Your response needs to be the data below, retyped exactly.

GIVEN INFORMATION below:

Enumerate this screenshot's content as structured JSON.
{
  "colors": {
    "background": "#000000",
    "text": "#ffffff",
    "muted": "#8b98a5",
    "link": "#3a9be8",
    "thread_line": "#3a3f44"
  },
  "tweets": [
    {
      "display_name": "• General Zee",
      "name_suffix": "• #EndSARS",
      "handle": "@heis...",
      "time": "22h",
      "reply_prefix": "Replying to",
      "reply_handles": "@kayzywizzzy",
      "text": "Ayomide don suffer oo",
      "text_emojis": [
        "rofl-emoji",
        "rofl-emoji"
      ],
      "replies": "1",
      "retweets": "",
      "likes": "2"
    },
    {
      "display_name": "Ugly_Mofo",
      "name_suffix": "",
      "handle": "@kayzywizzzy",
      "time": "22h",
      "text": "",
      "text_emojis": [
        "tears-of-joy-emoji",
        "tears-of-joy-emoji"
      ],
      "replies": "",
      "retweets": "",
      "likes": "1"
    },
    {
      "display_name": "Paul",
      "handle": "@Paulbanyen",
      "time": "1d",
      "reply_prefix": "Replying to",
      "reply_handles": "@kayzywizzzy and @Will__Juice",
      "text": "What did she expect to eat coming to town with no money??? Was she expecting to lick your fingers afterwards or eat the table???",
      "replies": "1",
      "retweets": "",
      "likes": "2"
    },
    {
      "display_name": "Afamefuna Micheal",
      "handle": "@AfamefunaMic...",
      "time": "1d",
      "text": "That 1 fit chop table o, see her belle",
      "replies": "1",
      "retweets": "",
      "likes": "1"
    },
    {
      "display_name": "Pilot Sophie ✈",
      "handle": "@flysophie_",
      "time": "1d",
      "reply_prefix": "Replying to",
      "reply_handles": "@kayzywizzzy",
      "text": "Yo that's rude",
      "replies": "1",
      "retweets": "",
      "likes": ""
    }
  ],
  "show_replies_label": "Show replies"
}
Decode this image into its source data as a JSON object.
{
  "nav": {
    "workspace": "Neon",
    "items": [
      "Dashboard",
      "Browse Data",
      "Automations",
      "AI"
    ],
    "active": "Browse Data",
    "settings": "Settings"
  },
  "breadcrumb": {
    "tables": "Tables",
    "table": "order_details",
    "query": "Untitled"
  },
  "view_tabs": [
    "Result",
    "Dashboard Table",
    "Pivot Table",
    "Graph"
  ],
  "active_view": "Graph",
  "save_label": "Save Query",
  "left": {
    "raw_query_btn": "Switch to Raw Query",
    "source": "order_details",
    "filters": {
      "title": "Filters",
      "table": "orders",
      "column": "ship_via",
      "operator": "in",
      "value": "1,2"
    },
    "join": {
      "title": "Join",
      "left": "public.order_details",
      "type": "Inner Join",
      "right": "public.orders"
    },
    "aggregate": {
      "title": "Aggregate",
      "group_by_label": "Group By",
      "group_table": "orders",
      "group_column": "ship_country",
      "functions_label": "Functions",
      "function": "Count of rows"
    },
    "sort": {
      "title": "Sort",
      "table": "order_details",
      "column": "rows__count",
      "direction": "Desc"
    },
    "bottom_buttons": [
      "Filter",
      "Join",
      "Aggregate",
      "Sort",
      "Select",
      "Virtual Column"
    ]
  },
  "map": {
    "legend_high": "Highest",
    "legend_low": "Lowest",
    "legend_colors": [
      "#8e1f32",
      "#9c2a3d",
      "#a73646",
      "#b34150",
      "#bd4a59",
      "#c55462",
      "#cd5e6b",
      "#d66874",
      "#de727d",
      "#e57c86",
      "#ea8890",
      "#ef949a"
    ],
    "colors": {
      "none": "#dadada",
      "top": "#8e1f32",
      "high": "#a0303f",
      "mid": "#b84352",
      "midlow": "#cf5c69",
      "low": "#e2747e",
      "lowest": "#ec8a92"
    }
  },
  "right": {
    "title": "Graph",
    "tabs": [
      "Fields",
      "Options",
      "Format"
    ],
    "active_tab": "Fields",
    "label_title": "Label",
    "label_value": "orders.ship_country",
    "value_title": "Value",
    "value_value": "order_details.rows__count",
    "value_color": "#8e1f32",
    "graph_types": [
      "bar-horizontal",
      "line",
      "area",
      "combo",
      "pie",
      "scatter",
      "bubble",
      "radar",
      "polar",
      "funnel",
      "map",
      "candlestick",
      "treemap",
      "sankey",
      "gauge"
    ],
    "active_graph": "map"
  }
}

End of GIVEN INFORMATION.

▶ **RESPONSE TO THE TASK**
Enumerate this screenshot's content as structured JSON.
{
  "colors": {
    "background": "#000000",
    "text": "#ffffff",
    "muted": "#8b98a5",
    "link": "#3a9be8",
    "thread_line": "#3a3f44"
  },
  "tweets": [
    {
      "display_name": "• General Zee",
      "name_suffix": "• #EndSARS",
      "handle": "@heis...",
      "time": "22h",
      "reply_prefix": "Replying to",
      "reply_handles": "@kayzywizzzy",
      "text": "Ayomide don suffer oo",
      "text_emojis": [
        "rofl-emoji",
        "rofl-emoji"
      ],
      "replies": "1",
      "retweets": "",
      "likes": "2"
    },
    {
      "display_name": "Ugly_Mofo",
      "name_suffix": "",
      "handle": "@kayzywizzzy",
      "time": "22h",
      "text": "",
      "text_emojis": [
        "tears-of-joy-emoji",
        "tears-of-joy-emoji"
      ],
      "replies": "",
      "retweets": "",
      "likes": "1"
    },
    {
      "display_name": "Paul",
      "handle": "@Paulbanyen",
      "time": "1d",
      "reply_prefix": "Replying to",
      "reply_handles": "@kayzywizzzy and @Will__Juice",
      "text": "What did she expect to eat coming to town with no money??? Was she expecting to lick your fingers afterwards or eat the table???",
      "replies": "1",
      "retweets": "",
      "likes": "2"
    },
    {
      "display_name": "Afamefuna Micheal",
      "handle": "@AfamefunaMic...",
      "time": "1d",
      "text": "That 1 fit chop table o, see her belle",
      "replies": "1",
      "retweets": "",
      "likes": "1"
    },
    {
      "display_name": "Pilot Sophie ✈",
      "handle": "@flysophie_",
      "time": "1d",
      "reply_prefix": "Replying to",
      "reply_handles": "@kayzywizzzy",
      "text": "Yo that's rude",
      "replies": "1",
      "retweets": "",
      "likes": ""
    }
  ],
  "show_replies_label": "Show replies"
}
Decode this image into its source data as a JSON object.
{
  "nav": {
    "workspace": "Neon",
    "items": [
      "Dashboard",
      "Browse Data",
      "Automations",
      "AI"
    ],
    "active": "Browse Data",
    "settings": "Settings"
  },
  "breadcrumb": {
    "tables": "Tables",
    "table": "order_details",
    "query": "Untitled"
  },
  "view_tabs": [
    "Result",
    "Dashboard Table",
    "Pivot Table",
    "Graph"
  ],
  "active_view": "Graph",
  "save_label": "Save Query",
  "left": {
    "raw_query_btn": "Switch to Raw Query",
    "source": "order_details",
    "filters": {
      "title": "Filters",
      "table": "orders",
      "column": "ship_via",
      "operator": "in",
      "value": "1,2"
    },
    "join": {
      "title": "Join",
      "left": "public.order_details",
      "type": "Inner Join",
      "right": "public.orders"
    },
    "aggregate": {
      "title": "Aggregate",
      "group_by_label": "Group By",
      "group_table": "orders",
      "group_column": "ship_country",
      "functions_label": "Functions",
      "function": "Count of rows"
    },
    "sort": {
      "title": "Sort",
      "table": "order_details",
      "column": "rows__count",
      "direction": "Desc"
    },
    "bottom_buttons": [
      "Filter",
      "Join",
      "Aggregate",
      "Sort",
      "Select",
      "Virtual Column"
    ]
  },
  "map": {
    "legend_high": "Highest",
    "legend_low": "Lowest",
    "legend_colors": [
      "#8e1f32",
      "#9c2a3d",
      "#a73646",
      "#b34150",
      "#bd4a59",
      "#c55462",
      "#cd5e6b",
      "#d66874",
      "#de727d",
      "#e57c86",
      "#ea8890",
      "#ef949a"
    ],
    "colors": {
      "none": "#dadada",
      "top": "#8e1f32",
      "high": "#a0303f",
      "mid": "#b84352",
      "midlow": "#cf5c69",
      "low": "#e2747e",
      "lowest": "#ec8a92"
    }
  },
  "right": {
    "title": "Graph",
    "tabs": [
      "Fields",
      "Options",
      "Format"
    ],
    "active_tab": "Fields",
    "label_title": "Label",
    "label_value": "orders.ship_country",
    "value_title": "Value",
    "value_value": "order_details.rows__count",
    "value_color": "#8e1f32",
    "graph_types": [
      "bar-horizontal",
      "line",
      "area",
      "combo",
      "pie",
      "scatter",
      "bubble",
      "radar",
      "polar",
      "funnel",
      "map",
      "candlestick",
      "treemap",
      "sankey",
      "gauge"
    ],
    "active_graph": "map"
  }
}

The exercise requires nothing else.